Agile Project Management
Agile project management is an iterative approach that helps project teams deliver the highest value work possible to the customer within a rapidly changing environment. The essential aim of agile is to be flexible and able to adapt to changes rather than being forced to execute against a pre-defined plan that may become obsolete as the project progresses. There’s usually no definitive end date because the customer may decide at any point in the project that the functionality already delivered is sufficient for their needs.
Agile also uses Deming’s Plan-Do-Check-Act Cycle. The only difference is that product components are delivered to the customer every two to four weeks rather than only at the end of the project, so that they can provide feedback to ensure the project team is headed in the right direction. Agile originated in the software development and mobile application industries to help companies be first to market with new and innovative products, giving them a competitive advantage. Generally, companies use agile on their projects when:
- They don’t know specifically what they want;
- They don’t know how long it’s going to take to produce; or
- They don’t know how much it will cost to produce.
The Future of Waterfall and Agile Project Management
You may be wondering what the future of waterfall and agile project management are and what types of opportunities will be available to you as a project manager. I firmly believe that waterfall will never truly go away since some of the basic principles are also used in agile, such as decomposition, rolling wave planning, continuous improvement and process tailoring, to name a few. Aerospace, medical device and government contracting will still be alive and well for many years to come, although they are now embracing a “hybrid” project management approach, which allows companies to tailor their processes to a combination of the best practices of both waterfall and agile. However, it will be important to have your PMP certification in order to understand the basics of how these mainly traditional companies have operated in the past.
Waterfall or Agile: What’s Right for You?

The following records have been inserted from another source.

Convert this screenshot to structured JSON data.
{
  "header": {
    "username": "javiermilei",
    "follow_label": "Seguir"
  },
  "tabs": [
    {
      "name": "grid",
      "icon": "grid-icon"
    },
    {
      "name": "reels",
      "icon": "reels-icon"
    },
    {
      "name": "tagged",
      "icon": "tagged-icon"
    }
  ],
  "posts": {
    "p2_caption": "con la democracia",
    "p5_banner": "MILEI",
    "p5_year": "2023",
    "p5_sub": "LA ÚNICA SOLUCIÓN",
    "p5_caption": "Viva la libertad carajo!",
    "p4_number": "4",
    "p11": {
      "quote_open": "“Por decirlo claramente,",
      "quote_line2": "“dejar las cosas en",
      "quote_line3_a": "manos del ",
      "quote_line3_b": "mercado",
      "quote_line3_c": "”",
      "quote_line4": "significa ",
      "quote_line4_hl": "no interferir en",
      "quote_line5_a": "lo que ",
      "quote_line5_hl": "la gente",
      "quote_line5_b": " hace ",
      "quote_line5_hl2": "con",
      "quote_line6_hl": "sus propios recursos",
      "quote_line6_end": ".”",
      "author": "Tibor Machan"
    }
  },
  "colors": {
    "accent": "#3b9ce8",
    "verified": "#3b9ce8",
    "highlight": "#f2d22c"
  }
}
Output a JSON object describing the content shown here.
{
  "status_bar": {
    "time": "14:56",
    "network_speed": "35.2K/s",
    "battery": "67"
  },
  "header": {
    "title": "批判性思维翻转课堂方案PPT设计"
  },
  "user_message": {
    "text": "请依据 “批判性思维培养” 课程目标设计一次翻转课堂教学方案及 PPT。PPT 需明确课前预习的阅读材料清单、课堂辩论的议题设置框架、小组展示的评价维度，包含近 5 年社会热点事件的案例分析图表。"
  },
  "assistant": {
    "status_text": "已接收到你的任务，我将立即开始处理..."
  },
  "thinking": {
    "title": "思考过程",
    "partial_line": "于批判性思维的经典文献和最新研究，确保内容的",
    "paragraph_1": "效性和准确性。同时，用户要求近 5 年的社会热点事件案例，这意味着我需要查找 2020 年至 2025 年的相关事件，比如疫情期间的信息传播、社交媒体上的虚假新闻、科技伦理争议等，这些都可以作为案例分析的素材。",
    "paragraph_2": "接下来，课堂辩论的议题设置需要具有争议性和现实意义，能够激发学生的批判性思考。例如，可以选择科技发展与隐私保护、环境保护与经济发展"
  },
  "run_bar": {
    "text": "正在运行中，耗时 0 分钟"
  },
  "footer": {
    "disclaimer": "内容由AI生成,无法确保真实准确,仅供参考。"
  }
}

If you decide that agile is the career path for you, then there are a few different ways you can go. The first would be to gain a good foundation in waterfall first by obtaining your PMP certification, but then following up on that by getting your PMI-ACP credential soon after to gain an overview of agile principles, best practices and different agile methods. This will give you a solid background in both waterfall and agile project management methodologies and position you nicely for the hybrid approach that many companies are embracing. You can also choose to go with an organization that’s new to agile and become a champion or driving force for change across the company using agile. And last, if you really want to be “extreme,” you could seek out companies that are cutting-edge and use advanced agile methods such as lean software development, Kanban and extreme programming, which will require more extensive and specialized certification training outside the realm of the PMI-ACP certification.
How About Both?
I’ve seen that many aspiring or current project managers decide to obtain their PMP first since it’s the most globally-recognized project management certification and is still the methodology used on the majority of projects being executed. Then they obtain their PMI-ACP certification in addition to their PMP. I believe this is a good way to go because once you understand the basics of general project management by obtaining your PMP, you may start to work on a few agile projects with your company and decide it’s a better fit for you. And bear in mind that the majority of contemporary projects are no longer strictly waterfall-only or agile-only. More traditional companies in aerospace, medical device and government contracting now embrace a hybrid approach, allowing them to tailor their processes to a combination of the best practices of both disciplines.
So the next time you ponder whether you should become PMP-certified or PMI-ACP-certified, I hope you’ll understand that the answer truly depends — on you.
Which direction have you decided to go? Share your thoughts in the comments below.